When Mr. Oberoi applied to work as a correctional officer, CDCR told him that he must appear clean-shaven in order to take a gasmask fit test. According to the agency, correctional officers cannot wear gasmasks properly unless they are clean-shaven. When Mr. Oberoi refused, CDCR denied him the position. In an effort to safeguard his rights,Mr. Oberoi responded by first filing a complaint with California's State Personnel Board (SPB) and then contacting the Sikh Coalition.
Sikh Coalition Intervenes
The Coalition agreed to take the case, and enlisted attorney Harmeet K. Dhillon of Dhillon & Smith LLP in San Francisco, CA to jointly represent Mr. Oberoi. Although Mr. Oberoi attempted to voluntarily settle with CDCR, these efforts failed. Therefore, the SPB held a two-day administrative trial in June of 2008, hearing evidence from both sides. Ms. Dhillon and the Coalition's Legal Director represented Mr. Oberoi at trial.

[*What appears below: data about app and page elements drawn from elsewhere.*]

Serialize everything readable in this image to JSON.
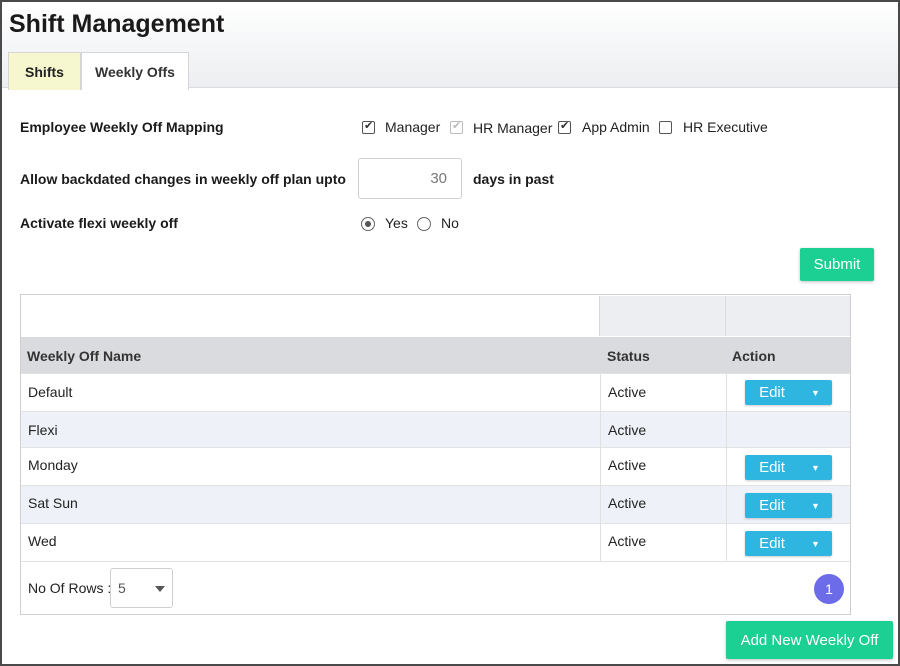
{
  "page": {
    "title": "Shift Management"
  },
  "tabs": [
    {
      "label": "Shifts"
    },
    {
      "label": "Weekly Offs"
    }
  ],
  "settings": {
    "mapping_label": "Employee Weekly Off Mapping",
    "roles": [
      {
        "label": "Manager",
        "checked": true,
        "disabled": false
      },
      {
        "label": "HR Manager",
        "checked": true,
        "disabled": true
      },
      {
        "label": "App Admin",
        "checked": true,
        "disabled": false
      },
      {
        "label": "HR Executive",
        "checked": false,
        "disabled": false
      }
    ],
    "backdated_label": "Allow backdated changes in weekly off plan upto",
    "backdated_value": "30",
    "backdated_suffix": "days in past",
    "flexi_label": "Activate flexi weekly off",
    "flexi_options": [
      {
        "label": "Yes",
        "selected": true
      },
      {
        "label": "No",
        "selected": false
      }
    ],
    "submit_label": "Submit"
  },
  "table": {
    "headers": {
      "name": "Weekly Off Name",
      "status": "Status",
      "action": "Action"
    },
    "rows": [
      {
        "name": "Default",
        "status": "Active",
        "has_edit": true
      },
      {
        "name": "Flexi",
        "status": "Active",
        "has_edit": false
      },
      {
        "name": "Monday",
        "status": "Active",
        "has_edit": true
      },
      {
        "name": "Sat Sun",
        "status": "Active",
        "has_edit": true
      },
      {
        "name": "Wed",
        "status": "Active",
        "has_edit": true
      }
    ],
    "edit_label": "Edit",
    "rows_label": "No Of Rows :",
    "rows_value": "5",
    "current_page": "1"
  },
  "add_button_label": "Add New Weekly Off",
  "colors": {
    "accent_green": "#1ccf92",
    "edit_blue": "#2eb5e0",
    "page_badge": "#6c6ce8",
    "active_tab": "#f6f6cf"
  }
}
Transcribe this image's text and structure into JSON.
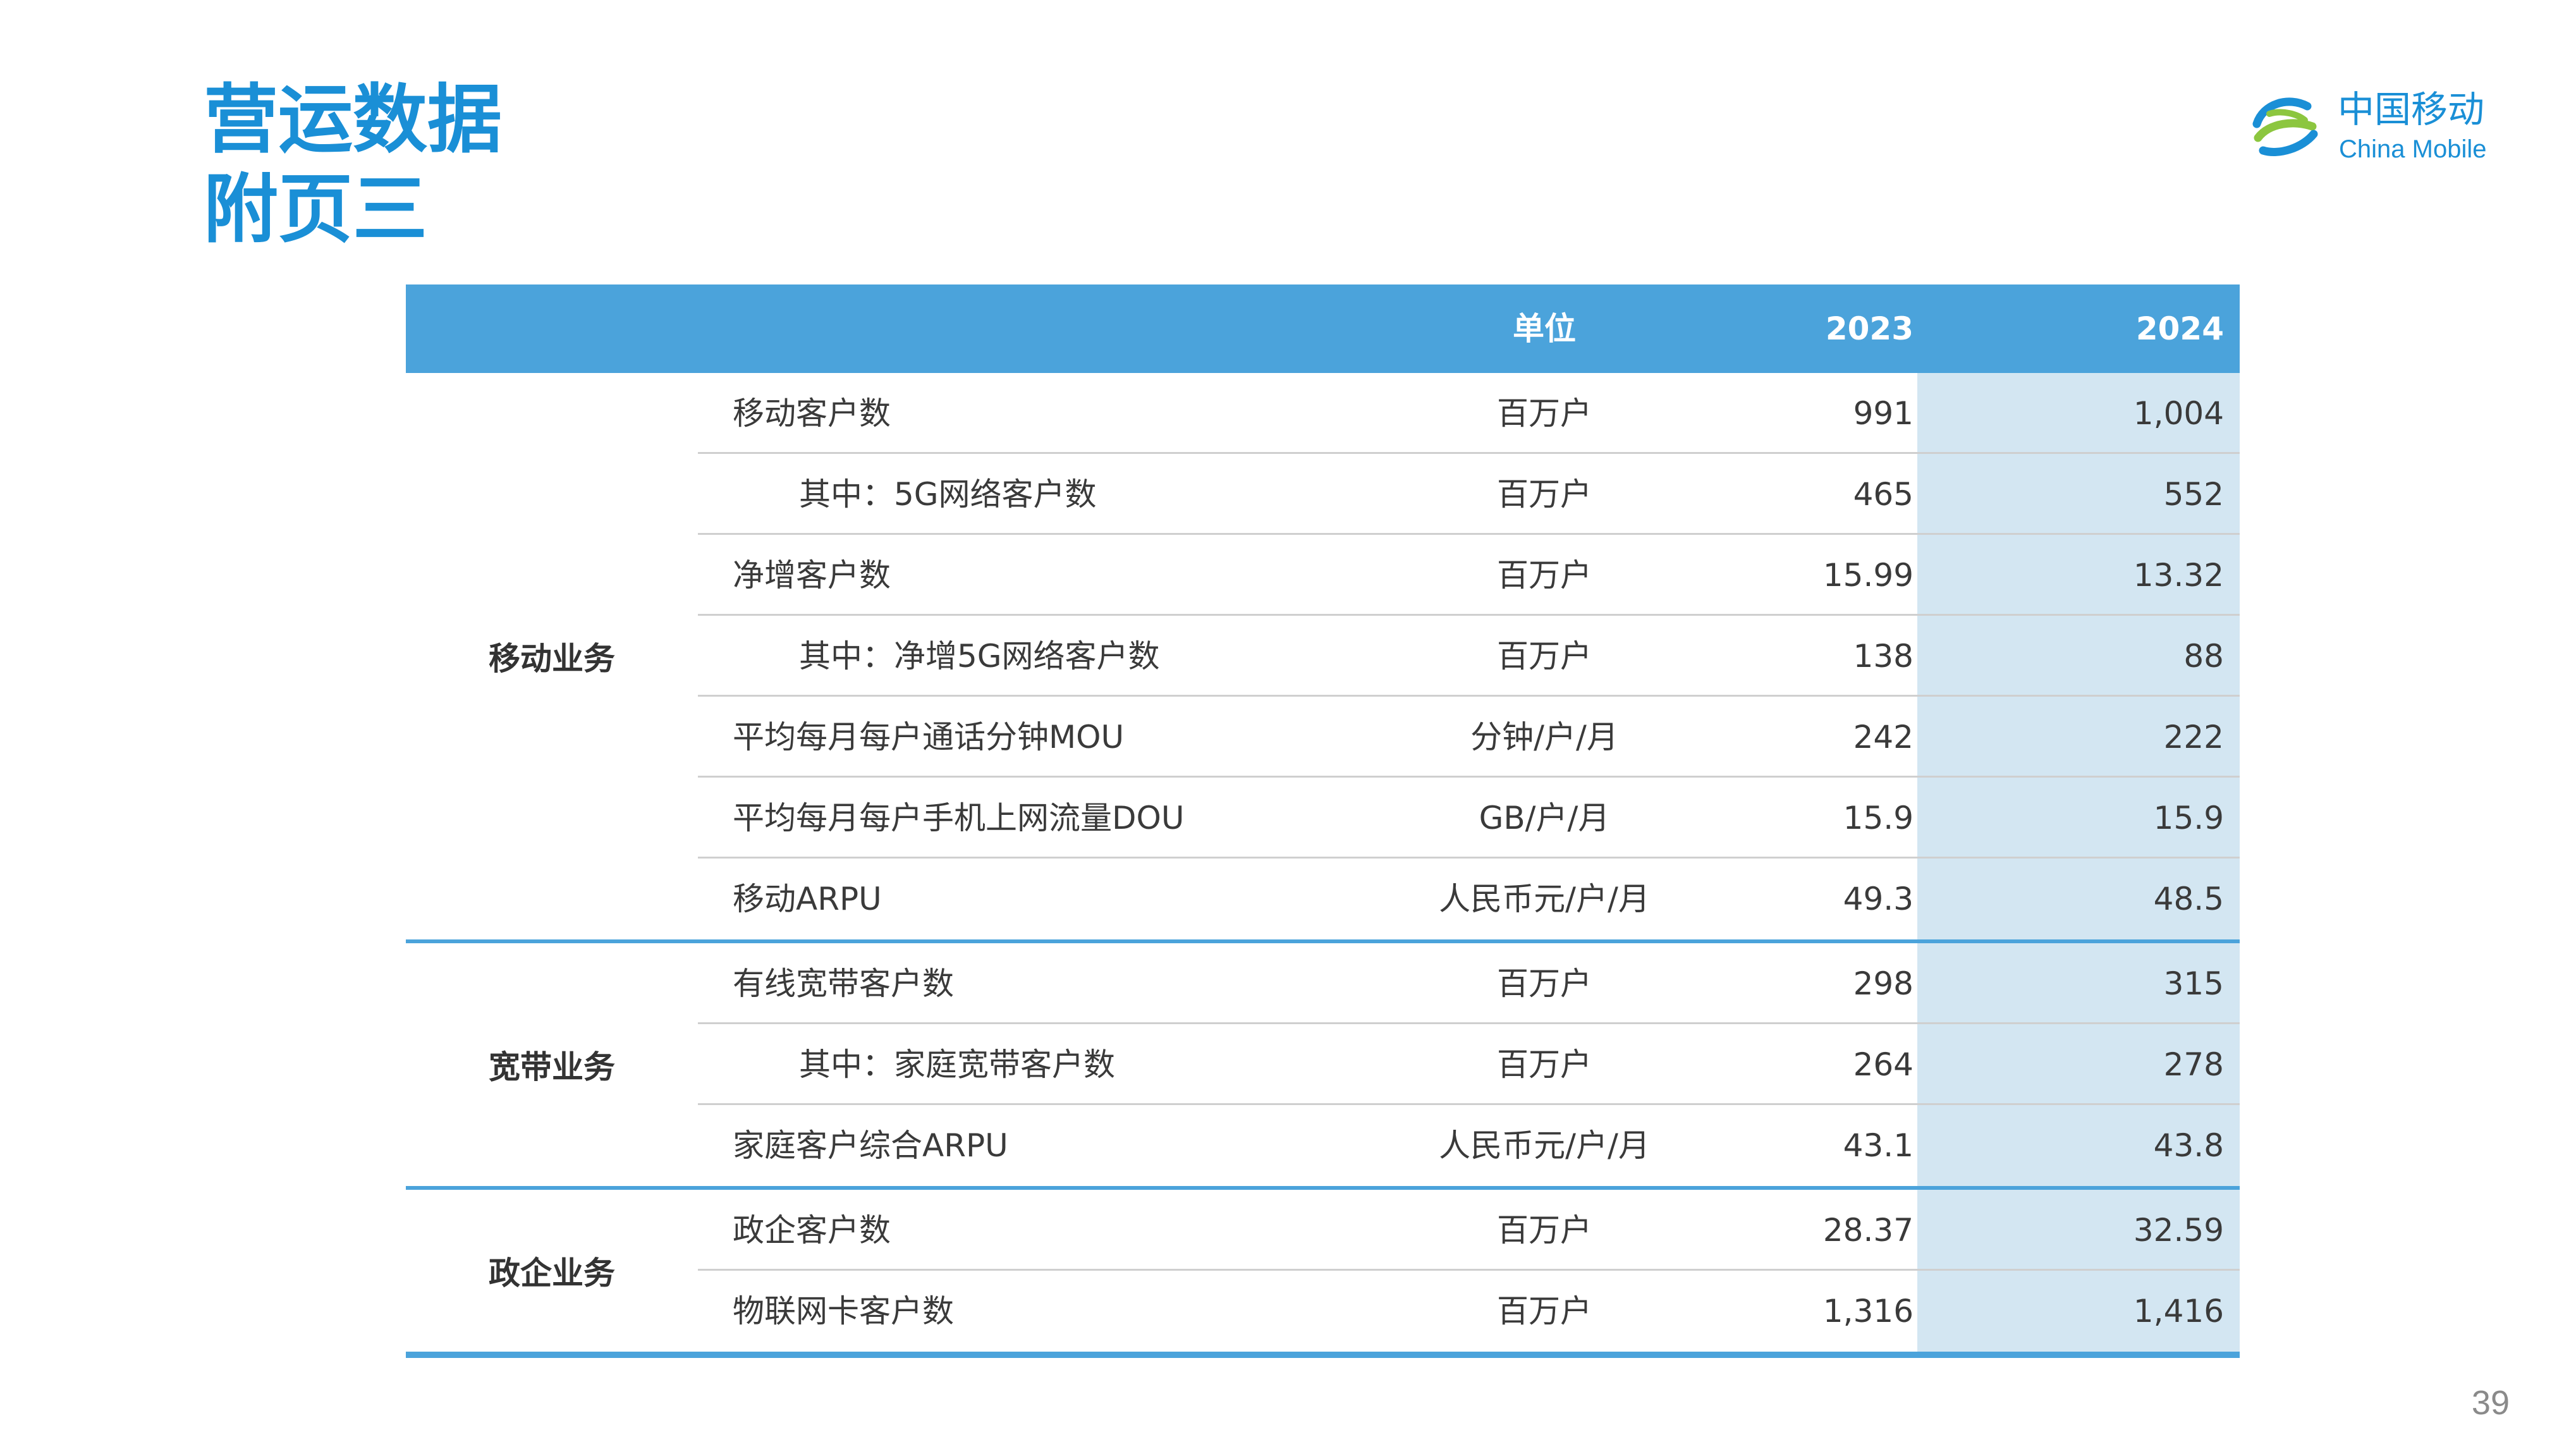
{
  "title": {
    "line1": "营运数据",
    "line2": "附页三"
  },
  "logo": {
    "cn": "中国移动",
    "en": "China Mobile",
    "icon": "china-mobile-logo-icon",
    "color": "#1a8fd6"
  },
  "colors": {
    "header_bg": "#4ba3db",
    "highlight_col": "#d3e6f2",
    "title": "#1a8fd6"
  },
  "table": {
    "headers": {
      "category": "",
      "item": "",
      "unit": "单位",
      "y2023": "2023",
      "y2024": "2024"
    },
    "groups": [
      {
        "label": "移动业务",
        "rows": [
          {
            "name": "移动客户数",
            "unit": "百万户",
            "y2023": "991",
            "y2024": "1,004"
          },
          {
            "name": "其中：5G网络客户数",
            "unit": "百万户",
            "y2023": "465",
            "y2024": "552"
          },
          {
            "name": "净增客户数",
            "unit": "百万户",
            "y2023": "15.99",
            "y2024": "13.32"
          },
          {
            "name": "其中：净增5G网络客户数",
            "unit": "百万户",
            "y2023": "138",
            "y2024": "88"
          },
          {
            "name": "平均每月每户通话分钟MOU",
            "unit": "分钟/户/月",
            "y2023": "242",
            "y2024": "222"
          },
          {
            "name": "平均每月每户手机上网流量DOU",
            "unit": "GB/户/月",
            "y2023": "15.9",
            "y2024": "15.9"
          },
          {
            "name": "移动ARPU",
            "unit": "人民币元/户/月",
            "y2023": "49.3",
            "y2024": "48.5"
          }
        ]
      },
      {
        "label": "宽带业务",
        "rows": [
          {
            "name": "有线宽带客户数",
            "unit": "百万户",
            "y2023": "298",
            "y2024": "315"
          },
          {
            "name": "其中：家庭宽带客户数",
            "unit": "百万户",
            "y2023": "264",
            "y2024": "278"
          },
          {
            "name": "家庭客户综合ARPU",
            "unit": "人民币元/户/月",
            "y2023": "43.1",
            "y2024": "43.8"
          }
        ]
      },
      {
        "label": "政企业务",
        "rows": [
          {
            "name": "政企客户数",
            "unit": "百万户",
            "y2023": "28.37",
            "y2024": "32.59"
          },
          {
            "name": "物联网卡客户数",
            "unit": "百万户",
            "y2023": "1,316",
            "y2024": "1,416"
          }
        ]
      }
    ]
  },
  "page_number": "39"
}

On November 18, 2008, the SPB decided in Mr. Oberoi's favor. Under California's anti-discrimination laws, when an applicant's religious practice conflicts with a job requirement, an employer is required to a) explore possible accommodations, and b) provide a reasonable accommodation, absent undue hardship. The court found that CDCR had discriminated against Mr. Oberoi by refusing to even attempt to explore possible accommodations for Mr. Oberoi's unshorn beard. The court believed that accommodations for bearded applicants were available because CDCR provides employees with medical-based exemptions to its no-beard rule.
"The court understood that CDCR's policy is inconsistent," said Harsimran Kaur, Legal Director of the Sikh Coalition. "On the one hand, CDCR maintains that all correctional officer applicants must be clean-shaven for a gasmask fit test. On the other hand, they provide exceptions for those already employed. The inconsistency was evidence of discrimination."
Under the ruling, if Mr. Oberoi renews his application, CDCR must make good faith attempts to accommodate his religiously-mandated beard. Specifically, CDCR must attempt to accommodate Mr. Oberoi's beard in the same manner it accommodates the beards of correctional officer employees.
The Sikh Coalition urges all Sikhs to practice their faith fearlessly. If someone tells you to remove your articles of faith, please report the incident.